Wikipedia’s Jimmy Wales clearly remembers his first reaction to Donald Trump advisor Kellyanne Conway coining the phrase “alternative facts.” He tells me, “I was like, f— this.”
While it’s common for critics of any incoming administration to give a 100-day grace period to allow for a U.S. President to settle into the role of the most powerful person on the planet, Wales didn’t last more than 48 hours. After a provable lie about Trump’s inauguration crowd size, Wales tells me he thought, “I’m over him already. I’m not giving him any benefit of the doubt. And he’s a liar.”
Wales isn’t immune to fake news. The founder of the website favored by late-night essay writers and drunken sports bar fact-checkers alike admits he’s stopped himself, at least once, from sharing a viral article that proved — upon further investigation — to be fake. The man is, after all, only human. And perhaps surprisingly, Wales’ faith in humanity hasn’t wavered in the face of demonstrable political lies dressed-up as facts.
Having faith in humanity
It’s important to note Jimmy Wales didn’t invent the idea of a “Wiki” — a website that could be edited by anyone. His innovation came from the ability to track changes to any given article and unwind a rewrite in the face of factual errors and digital graffiti. But as that virtual spray paint distorts the lenses of television news, tricks your grandparents into believing wild conspiracy theories and divides nations into political tribes, it’s Wikipedia’s community that taught Wales to have hope for the future.
The English version of Wikipedia launched in 2001 with fewer than 20,000 articles. Today it adds that many each month and boasts more than 5.8 million pages. There are about 130,000 Wikipedians writing, fact-checking and editing those pages and it’s those people Wales credits for giving him the confidence that we can overcome the age of alternative facts.
“In the early, early days of Wikipedia, I remember sort of waking up in the middle of the night and going to check the website because I just thought somebody is going to come in and trash the whole thing,” Wales admits. “Over the years, I realized there were actually community members in Australia and they’re looking after things and everybody’s kind of chipping in to help out. And we’ve created a kind of a good culture around being thoughtful and looking after the place.”
Enough with the clickbait
Wales sees that culture as a microcosm of society at large.
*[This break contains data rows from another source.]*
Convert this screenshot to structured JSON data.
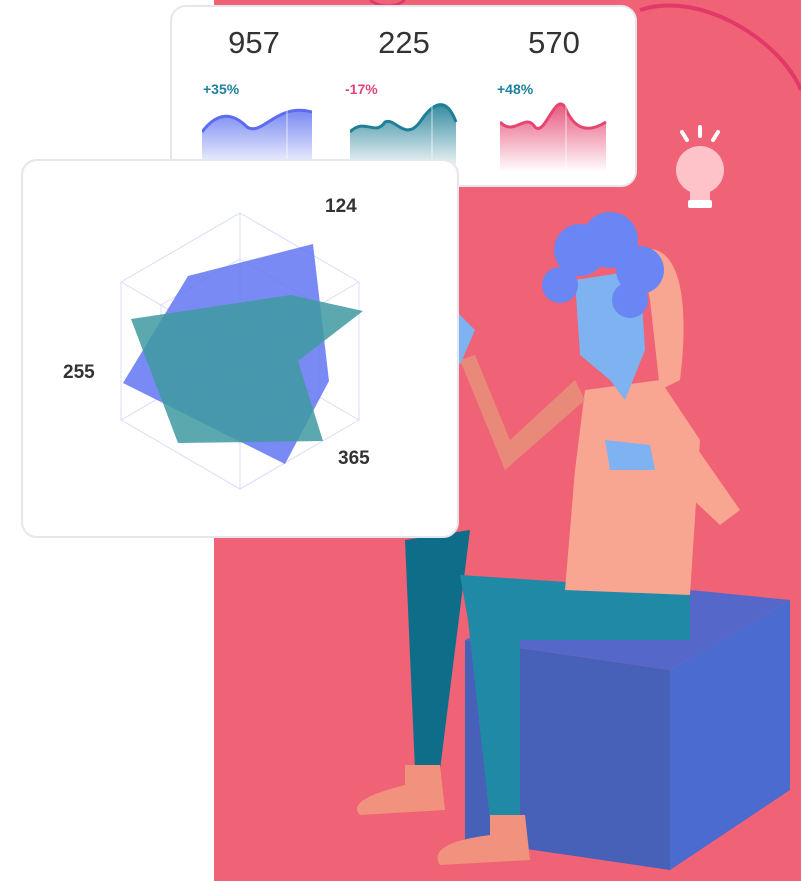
{
  "stats": [
    {
      "value": "957",
      "change": "+35%",
      "color": "#6a7cf0",
      "change_color": "#1f7fa0"
    },
    {
      "value": "225",
      "change": "-17%",
      "color": "#1f7f96",
      "change_color": "#e0457a"
    },
    {
      "value": "570",
      "change": "+48%",
      "color": "#e5466f",
      "change_color": "#1f7fa0"
    }
  ],
  "radar": {
    "labels": {
      "top": "124",
      "left": "255",
      "bottom_right": "365"
    },
    "colors": {
      "primary": "#6275f2",
      "secondary": "#3e9aa0"
    }
  },
  "illustration": {
    "background_color": "#f06275",
    "icons": [
      "lightbulb-icon"
    ]
  }
}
Much like those who will rebuild a defaced Wikipedia entry halfway around the world while the rest of us sleep, he turns to newspaper subscription growth rates as evidence we’ve grown weary of lies presented as facts.
There’s no disputing Donald Trump has been great for the struggling newspaper business. In the year the reality star-turned-politician presented “alternative facts” about the attendance on inauguration day, The New York Times saw a 47 percent increase in digital subscriptions. For every digital subscription on the day Trump took office, there are six today reading the Newspaper of Record for the world’s second-biggest democracy (Wikipedia reports India is, by population, the biggest).
Wales hopes the subscribers stick around. He’s optimistic the revenue model, broken by the shift in advertising to the Internet and the prevalence of “free” news, can be repaired by consumers who are sick of clickbait articles and are willing to pay for factual information.
Wales believes that companies like Facebook will see that there’s no long-term upside to algorithmic echo chambers amplifying misinformation, hate and lies. And Wales is hopeful that millennials, who are now seven times less likely to share fake news than Boomers, will be more responsible than their parents and grandparents and that the partisan problem will “age out.”
But it doesn’t mean Jimmy Wales isn’t cautious in his positivity. “I always say I’m a pathological optimist.”
And that, he insists, is a fact.